* TASK REQUIREMENTS
Write out every entry precisely as given, leaving the pictures out.

......

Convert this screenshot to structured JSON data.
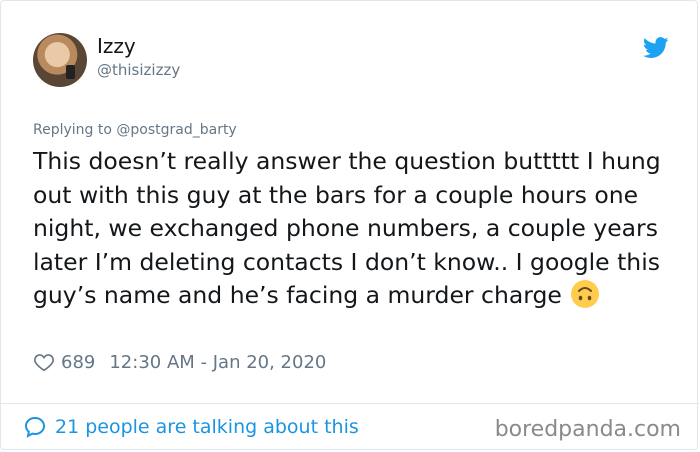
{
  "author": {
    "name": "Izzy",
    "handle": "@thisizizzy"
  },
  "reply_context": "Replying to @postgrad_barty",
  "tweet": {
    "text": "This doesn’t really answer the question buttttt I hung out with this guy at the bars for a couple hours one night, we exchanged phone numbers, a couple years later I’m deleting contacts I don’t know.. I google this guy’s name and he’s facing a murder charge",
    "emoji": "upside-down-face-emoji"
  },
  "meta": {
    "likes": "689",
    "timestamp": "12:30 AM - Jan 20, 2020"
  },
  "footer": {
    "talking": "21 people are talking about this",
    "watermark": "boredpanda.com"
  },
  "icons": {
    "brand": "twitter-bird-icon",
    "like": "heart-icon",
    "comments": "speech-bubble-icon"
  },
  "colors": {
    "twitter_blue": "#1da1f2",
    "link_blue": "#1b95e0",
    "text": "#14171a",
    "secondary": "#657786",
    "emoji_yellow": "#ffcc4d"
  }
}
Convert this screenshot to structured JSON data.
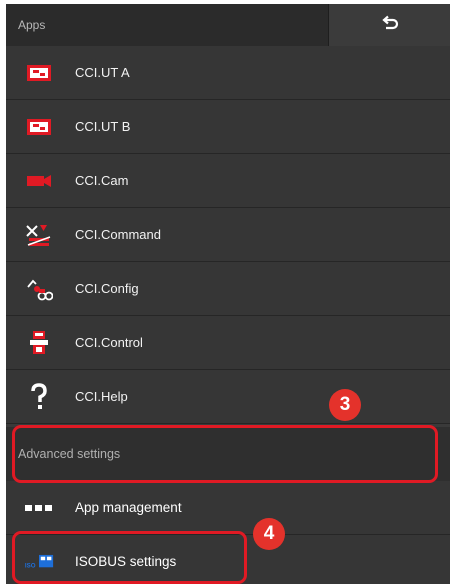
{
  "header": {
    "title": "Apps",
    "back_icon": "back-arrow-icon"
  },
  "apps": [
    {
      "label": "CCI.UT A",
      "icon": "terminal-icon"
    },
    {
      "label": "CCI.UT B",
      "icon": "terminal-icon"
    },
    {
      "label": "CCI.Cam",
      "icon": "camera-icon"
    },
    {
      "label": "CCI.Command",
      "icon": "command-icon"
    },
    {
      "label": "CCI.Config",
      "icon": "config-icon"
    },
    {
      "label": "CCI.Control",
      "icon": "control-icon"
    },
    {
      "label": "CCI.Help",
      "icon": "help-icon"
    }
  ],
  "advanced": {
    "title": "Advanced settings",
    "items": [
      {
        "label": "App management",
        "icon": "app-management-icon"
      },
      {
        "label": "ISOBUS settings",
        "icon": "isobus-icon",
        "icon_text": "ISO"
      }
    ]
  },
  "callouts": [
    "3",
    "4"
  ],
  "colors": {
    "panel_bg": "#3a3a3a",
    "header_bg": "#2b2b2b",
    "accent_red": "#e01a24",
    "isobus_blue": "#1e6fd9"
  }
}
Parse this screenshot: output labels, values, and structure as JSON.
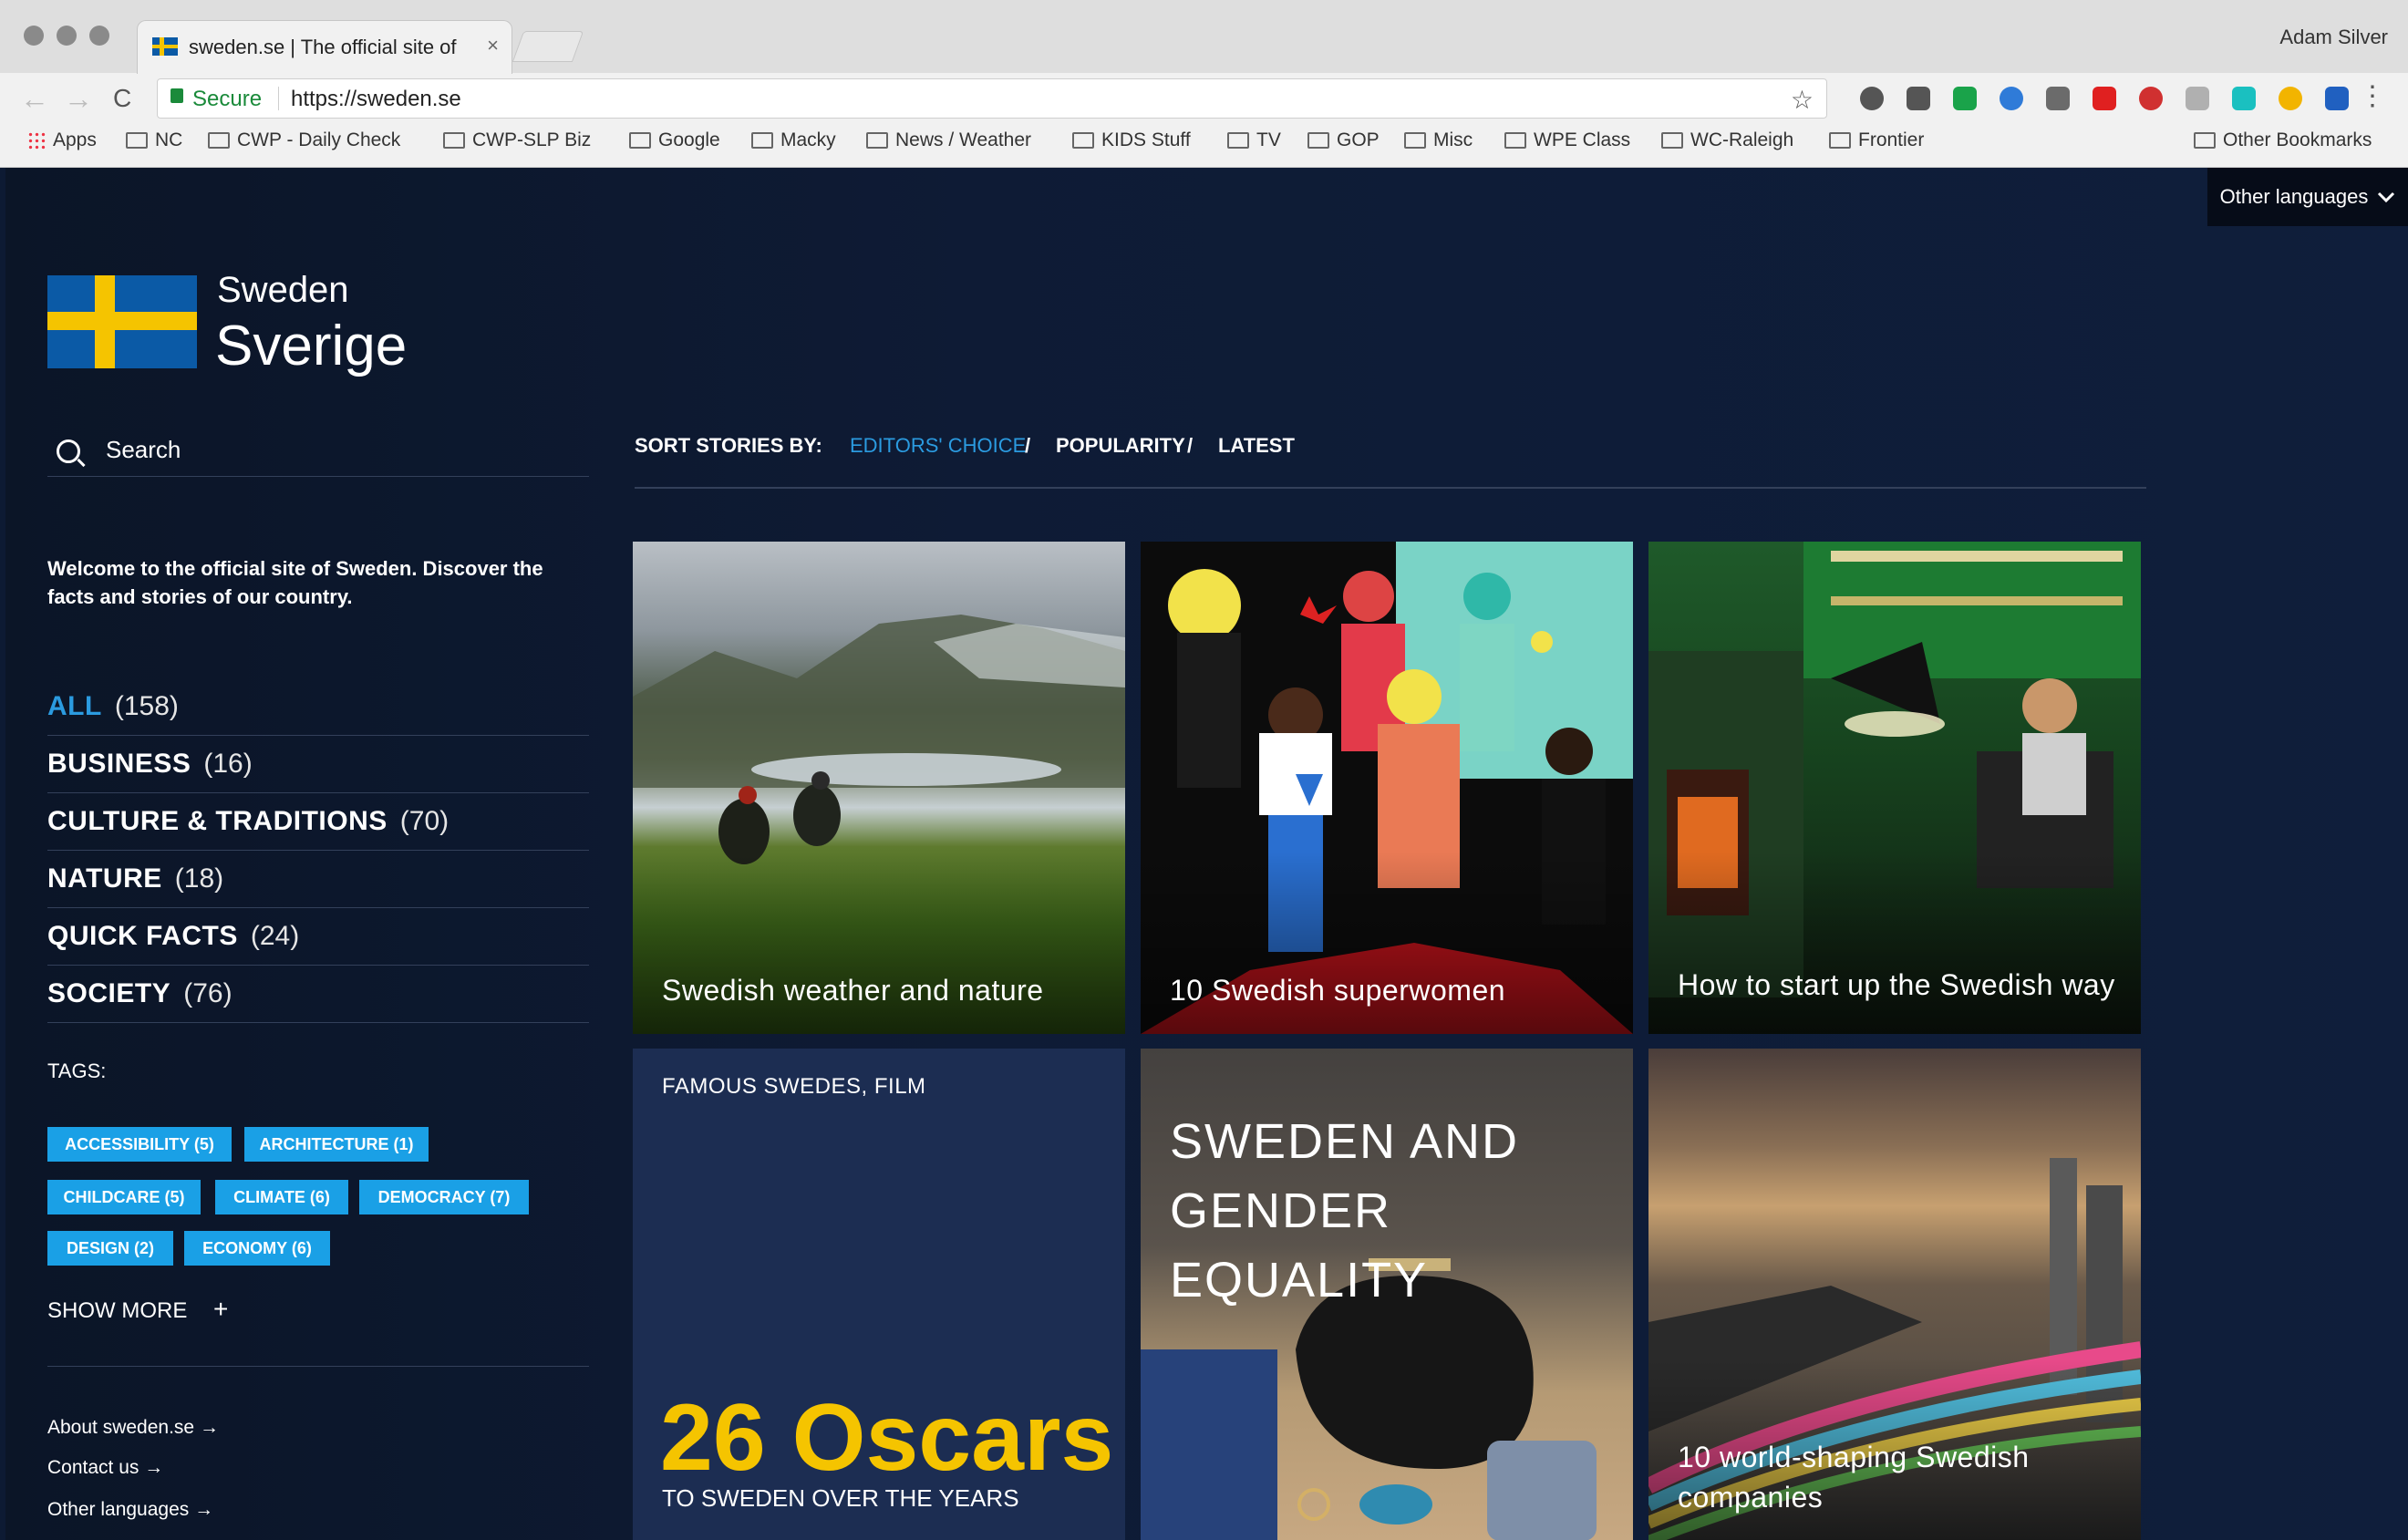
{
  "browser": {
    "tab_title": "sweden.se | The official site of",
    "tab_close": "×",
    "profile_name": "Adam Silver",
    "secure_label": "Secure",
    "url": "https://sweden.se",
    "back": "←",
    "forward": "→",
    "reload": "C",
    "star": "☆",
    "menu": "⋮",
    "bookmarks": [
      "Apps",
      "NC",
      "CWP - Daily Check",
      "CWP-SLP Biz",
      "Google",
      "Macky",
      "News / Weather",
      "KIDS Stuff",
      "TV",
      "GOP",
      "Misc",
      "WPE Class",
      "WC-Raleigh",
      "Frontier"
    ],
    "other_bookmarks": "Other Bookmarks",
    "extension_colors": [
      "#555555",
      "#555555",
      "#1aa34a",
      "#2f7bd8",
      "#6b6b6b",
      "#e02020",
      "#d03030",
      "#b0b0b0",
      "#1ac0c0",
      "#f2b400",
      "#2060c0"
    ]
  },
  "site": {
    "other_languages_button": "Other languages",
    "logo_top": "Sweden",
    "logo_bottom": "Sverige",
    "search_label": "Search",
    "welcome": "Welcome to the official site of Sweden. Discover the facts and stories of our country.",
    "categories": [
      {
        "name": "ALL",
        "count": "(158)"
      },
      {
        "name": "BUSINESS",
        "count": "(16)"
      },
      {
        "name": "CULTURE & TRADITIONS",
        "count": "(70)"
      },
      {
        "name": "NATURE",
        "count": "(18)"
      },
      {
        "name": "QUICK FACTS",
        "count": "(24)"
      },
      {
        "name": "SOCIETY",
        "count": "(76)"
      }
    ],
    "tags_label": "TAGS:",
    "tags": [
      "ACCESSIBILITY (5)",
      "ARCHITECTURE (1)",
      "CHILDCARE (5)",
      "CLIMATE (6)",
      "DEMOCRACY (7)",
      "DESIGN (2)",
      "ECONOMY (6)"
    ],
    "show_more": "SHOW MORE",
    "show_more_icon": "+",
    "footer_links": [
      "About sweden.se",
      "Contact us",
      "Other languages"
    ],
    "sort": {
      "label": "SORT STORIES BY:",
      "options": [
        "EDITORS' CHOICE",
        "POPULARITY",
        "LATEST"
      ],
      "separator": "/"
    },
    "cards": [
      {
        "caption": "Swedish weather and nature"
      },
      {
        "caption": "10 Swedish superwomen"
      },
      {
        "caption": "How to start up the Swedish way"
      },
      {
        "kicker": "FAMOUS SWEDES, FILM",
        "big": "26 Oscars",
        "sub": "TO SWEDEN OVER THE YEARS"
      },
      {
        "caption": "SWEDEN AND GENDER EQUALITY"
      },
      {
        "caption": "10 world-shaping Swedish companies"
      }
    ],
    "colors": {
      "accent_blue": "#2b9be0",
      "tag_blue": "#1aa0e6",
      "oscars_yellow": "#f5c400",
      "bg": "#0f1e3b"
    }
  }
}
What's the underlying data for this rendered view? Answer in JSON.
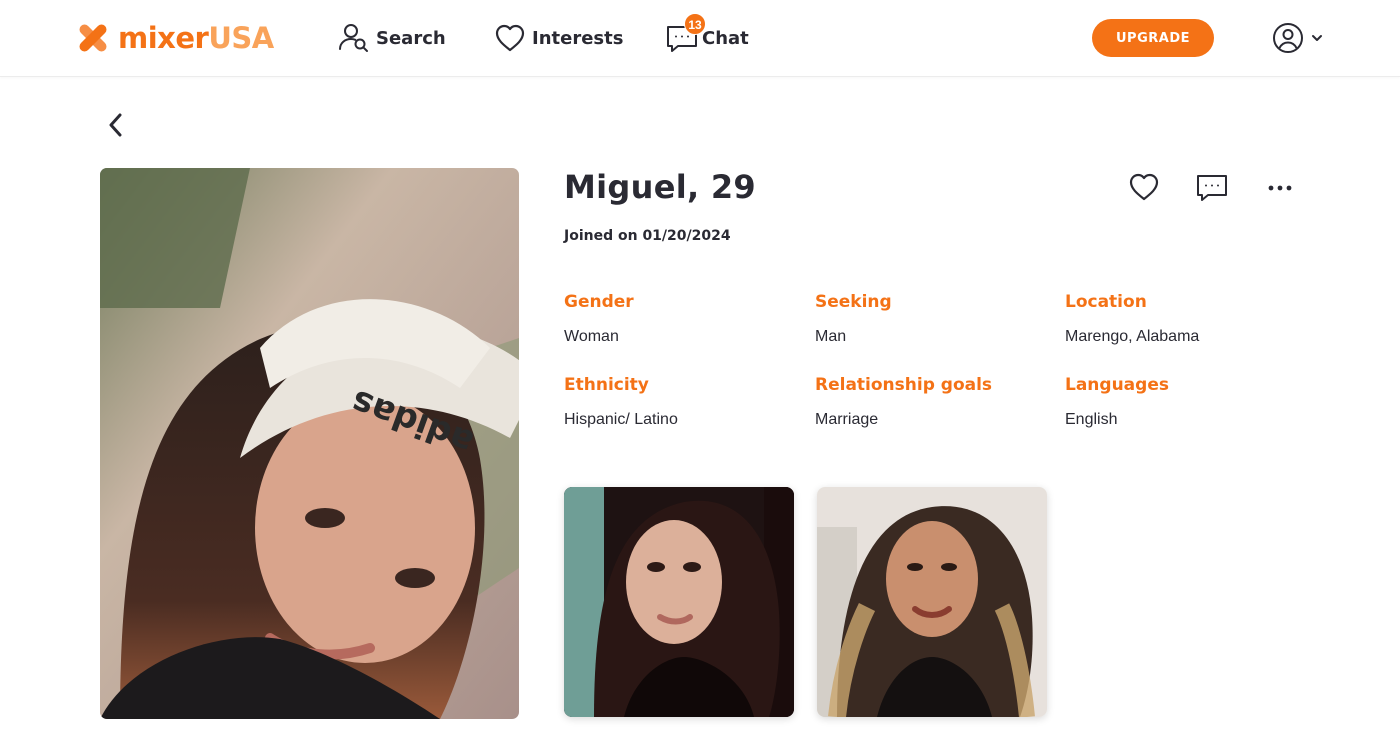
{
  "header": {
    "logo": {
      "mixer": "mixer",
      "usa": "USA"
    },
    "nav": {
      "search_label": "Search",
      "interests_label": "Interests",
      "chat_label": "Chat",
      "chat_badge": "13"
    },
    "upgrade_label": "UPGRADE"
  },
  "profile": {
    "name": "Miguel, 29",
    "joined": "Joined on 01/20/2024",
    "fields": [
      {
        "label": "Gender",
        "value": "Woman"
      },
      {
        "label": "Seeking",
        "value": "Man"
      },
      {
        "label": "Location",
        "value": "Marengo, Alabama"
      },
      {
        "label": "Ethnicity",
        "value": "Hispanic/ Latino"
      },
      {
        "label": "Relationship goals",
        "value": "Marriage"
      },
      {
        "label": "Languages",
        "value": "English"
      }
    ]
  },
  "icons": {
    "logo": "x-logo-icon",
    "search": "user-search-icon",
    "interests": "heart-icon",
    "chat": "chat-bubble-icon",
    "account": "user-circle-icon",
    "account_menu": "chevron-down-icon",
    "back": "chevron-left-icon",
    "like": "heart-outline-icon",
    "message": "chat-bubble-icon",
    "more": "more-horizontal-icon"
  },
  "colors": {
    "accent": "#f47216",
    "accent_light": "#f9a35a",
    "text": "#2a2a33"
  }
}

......

* ANSWER BOX
Convert this screenshot to structured JSON data.
{
  "author": {
    "name": "Izzy",
    "handle": "@thisizizzy"
  },
  "reply_context": "Replying to @postgrad_barty",
  "tweet": {
    "text": "This doesn’t really answer the question buttttt I hung out with this guy at the bars for a couple hours one night, we exchanged phone numbers, a couple years later I’m deleting contacts I don’t know.. I google this guy’s name and he’s facing a murder charge",
    "emoji": "upside-down-face-emoji"
  },
  "meta": {
    "likes": "689",
    "timestamp": "12:30 AM - Jan 20, 2020"
  },
  "footer": {
    "talking": "21 people are talking about this",
    "watermark": "boredpanda.com"
  },
  "icons": {
    "brand": "twitter-bird-icon",
    "like": "heart-icon",
    "comments": "speech-bubble-icon"
  },
  "colors": {
    "twitter_blue": "#1da1f2",
    "link_blue": "#1b95e0",
    "text": "#14171a",
    "secondary": "#657786",
    "emoji_yellow": "#ffcc4d"
  }
}
Convert this screenshot to structured JSON data.
{
  "header": {
    "title": "Apps",
    "back_icon": "back-arrow-icon"
  },
  "apps": [
    {
      "label": "CCI.UT A",
      "icon": "terminal-icon"
    },
    {
      "label": "CCI.UT B",
      "icon": "terminal-icon"
    },
    {
      "label": "CCI.Cam",
      "icon": "camera-icon"
    },
    {
      "label": "CCI.Command",
      "icon": "command-icon"
    },
    {
      "label": "CCI.Config",
      "icon": "config-icon"
    },
    {
      "label": "CCI.Control",
      "icon": "control-icon"
    },
    {
      "label": "CCI.Help",
      "icon": "help-icon"
    }
  ],
  "advanced": {
    "title": "Advanced settings",
    "items": [
      {
        "label": "App management",
        "icon": "app-management-icon"
      },
      {
        "label": "ISOBUS settings",
        "icon": "isobus-icon",
        "icon_text": "ISO"
      }
    ]
  },
  "callouts": [
    "3",
    "4"
  ],
  "colors": {
    "panel_bg": "#3a3a3a",
    "header_bg": "#2b2b2b",
    "accent_red": "#e01a24",
    "isobus_blue": "#1e6fd9"
  }
}
Parse this screenshot: output labels, values, and structure as JSON.
{
  "browser": {
    "tab_title": "sweden.se | The official site of",
    "tab_close": "×",
    "profile_name": "Adam Silver",
    "secure_label": "Secure",
    "url": "https://sweden.se",
    "back": "←",
    "forward": "→",
    "reload": "C",
    "star": "☆",
    "menu": "⋮",
    "bookmarks": [
      "Apps",
      "NC",
      "CWP - Daily Check",
      "CWP-SLP Biz",
      "Google",
      "Macky",
      "News / Weather",
      "KIDS Stuff",
      "TV",
      "GOP",
      "Misc",
      "WPE Class",
      "WC-Raleigh",
      "Frontier"
    ],
    "other_bookmarks": "Other Bookmarks",
    "extension_colors": [
      "#555555",
      "#555555",
      "#1aa34a",
      "#2f7bd8",
      "#6b6b6b",
      "#e02020",
      "#d03030",
      "#b0b0b0",
      "#1ac0c0",
      "#f2b400",
      "#2060c0"
    ]
  },
  "site": {
    "other_languages_button": "Other languages",
    "logo_top": "Sweden",
    "logo_bottom": "Sverige",
    "search_label": "Search",
    "welcome": "Welcome to the official site of Sweden. Discover the facts and stories of our country.",
    "categories": [
      {
        "name": "ALL",
        "count": "(158)"
      },
      {
        "name": "BUSINESS",
        "count": "(16)"
      },
      {
        "name": "CULTURE & TRADITIONS",
        "count": "(70)"
      },
      {
        "name": "NATURE",
        "count": "(18)"
      },
      {
        "name": "QUICK FACTS",
        "count": "(24)"
      },
      {
        "name": "SOCIETY",
        "count": "(76)"
      }
    ],
    "tags_label": "TAGS:",
    "tags": [
      "ACCESSIBILITY (5)",
      "ARCHITECTURE (1)",
      "CHILDCARE (5)",
      "CLIMATE (6)",
      "DEMOCRACY (7)",
      "DESIGN (2)",
      "ECONOMY (6)"
    ],
    "show_more": "SHOW MORE",
    "show_more_icon": "+",
    "footer_links": [
      "About sweden.se",
      "Contact us",
      "Other languages"
    ],
    "sort": {
      "label": "SORT STORIES BY:",
      "options": [
        "EDITORS' CHOICE",
        "POPULARITY",
        "LATEST"
      ],
      "separator": "/"
    },
    "cards": [
      {
        "caption": "Swedish weather and nature"
      },
      {
        "caption": "10 Swedish superwomen"
      },
      {
        "caption": "How to start up the Swedish way"
      },
      {
        "kicker": "FAMOUS SWEDES, FILM",
        "big": "26 Oscars",
        "sub": "TO SWEDEN OVER THE YEARS"
      },
      {
        "caption": "SWEDEN AND GENDER EQUALITY"
      },
      {
        "caption": "10 world-shaping Swedish companies"
      }
    ],
    "colors": {
      "accent_blue": "#2b9be0",
      "tag_blue": "#1aa0e6",
      "oscars_yellow": "#f5c400",
      "bg": "#0f1e3b"
    }
  }
}
What's the underlying data for this rendered view? Answer in JSON.
{
  "header": {
    "logo": {
      "mixer": "mixer",
      "usa": "USA"
    },
    "nav": {
      "search_label": "Search",
      "interests_label": "Interests",
      "chat_label": "Chat",
      "chat_badge": "13"
    },
    "upgrade_label": "UPGRADE"
  },
  "profile": {
    "name": "Miguel, 29",
    "joined": "Joined on 01/20/2024",
    "fields": [
      {
        "label": "Gender",
        "value": "Woman"
      },
      {
        "label": "Seeking",
        "value": "Man"
      },
      {
        "label": "Location",
        "value": "Marengo, Alabama"
      },
      {
        "label": "Ethnicity",
        "value": "Hispanic/ Latino"
      },
      {
        "label": "Relationship goals",
        "value": "Marriage"
      },
      {
        "label": "Languages",
        "value": "English"
      }
    ]
  },
  "icons": {
    "logo": "x-logo-icon",
    "search": "user-search-icon",
    "interests": "heart-icon",
    "chat": "chat-bubble-icon",
    "account": "user-circle-icon",
    "account_menu": "chevron-down-icon",
    "back": "chevron-left-icon",
    "like": "heart-outline-icon",
    "message": "chat-bubble-icon",
    "more": "more-horizontal-icon"
  },
  "colors": {
    "accent": "#f47216",
    "accent_light": "#f9a35a",
    "text": "#2a2a33"
  }
}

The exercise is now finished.